This! My words exactly. Cheers.

Moreover, I find it a bit odd when a typical royalty free music library asks for publishing. Of course it’s a common practice in TV production music libraries, but these are aimed at TV producers and generate placements, while Lake6’s clientele are mostly YouTubers, corporate video makers and game developers… I’ve been with them since 2009 and got literally zero placements, despite a large amount of direct licences sold during this period.

Chasing royalties demands time and human resources and that equals money. And money is what they need now…

So yeah, I’m sceptical, too.


You might be right. I suppose whole publishing thing should generate publishing fee only for those who choose joining it and it should be the only cost. Connecting it with the increase of the overall stock share of all authors looks very bad.

On the other hand something finaly moved in this topic.


I like your optimism about this RedOctopus, but I don’t think Envato, or the competition becoming blanket publishers for us all and hungrily sniffing around our PRO royalties is the solution that we really need over here. I think all that is required is more transparency between us, Envato and the customer, so that we have access to the data that we need.

While the commission cut is definitely a hit below the belt, I have the impression that this site at least acknowledge and builds a roadmap around the fact that there are more customers then those who are price sensitive.

I believe this publishing bit is great news actually, it just should not have been disguised as the reason for the commission cut in general.

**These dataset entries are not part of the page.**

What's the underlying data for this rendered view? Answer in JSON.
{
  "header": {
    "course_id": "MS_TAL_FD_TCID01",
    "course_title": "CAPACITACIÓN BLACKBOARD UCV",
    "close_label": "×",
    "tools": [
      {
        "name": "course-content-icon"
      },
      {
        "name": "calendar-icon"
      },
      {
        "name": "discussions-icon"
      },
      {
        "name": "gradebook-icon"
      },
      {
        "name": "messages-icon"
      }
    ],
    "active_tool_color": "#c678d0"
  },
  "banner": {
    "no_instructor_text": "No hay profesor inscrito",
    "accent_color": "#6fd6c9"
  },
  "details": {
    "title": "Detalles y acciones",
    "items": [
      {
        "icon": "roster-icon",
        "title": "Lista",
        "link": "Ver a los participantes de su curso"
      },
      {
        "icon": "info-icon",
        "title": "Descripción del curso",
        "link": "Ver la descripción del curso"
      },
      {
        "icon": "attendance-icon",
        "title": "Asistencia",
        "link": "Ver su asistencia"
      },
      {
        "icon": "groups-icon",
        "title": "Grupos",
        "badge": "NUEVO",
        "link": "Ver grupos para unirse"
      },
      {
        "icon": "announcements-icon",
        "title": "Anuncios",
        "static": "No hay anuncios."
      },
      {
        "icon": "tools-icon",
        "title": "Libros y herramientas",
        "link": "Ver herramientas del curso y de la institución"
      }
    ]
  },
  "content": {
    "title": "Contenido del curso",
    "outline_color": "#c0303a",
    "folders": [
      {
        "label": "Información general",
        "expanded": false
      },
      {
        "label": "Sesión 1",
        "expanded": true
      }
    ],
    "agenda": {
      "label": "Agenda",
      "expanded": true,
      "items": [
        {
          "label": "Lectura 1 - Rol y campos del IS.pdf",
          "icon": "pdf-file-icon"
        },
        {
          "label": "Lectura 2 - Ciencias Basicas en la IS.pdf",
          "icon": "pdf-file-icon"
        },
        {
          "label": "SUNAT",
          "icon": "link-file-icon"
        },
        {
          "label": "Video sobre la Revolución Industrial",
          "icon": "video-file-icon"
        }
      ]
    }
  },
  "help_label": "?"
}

And I rather have someone who takes a percent of something they manage to fix and collect then 100% of nothing which often seems to be the case (just my impression)


For context and food for thought, just leaving this here…

Here are the Alexa stats for a leading subscription royalty free music site…It really does sum up where things are heading in this once-fruitful industry and no wonder RF libraries are now all scrambling for other revenues.


Edit: This site above is AL, an Israeli based operation I believe, who have the strap line “music licensing reimagined”. You can use that term in Google to reveal their true identity.
They’ve recently started branching out in stock video now too, under the same model.

It’s also worth noting like many other music subscription libraries out there now, they do not accept any AdRev or ContentID registered music, so their customers are guaranteed no copyright claims from the outset.


Really sad, but summer is not the main reason for this traffic drop ?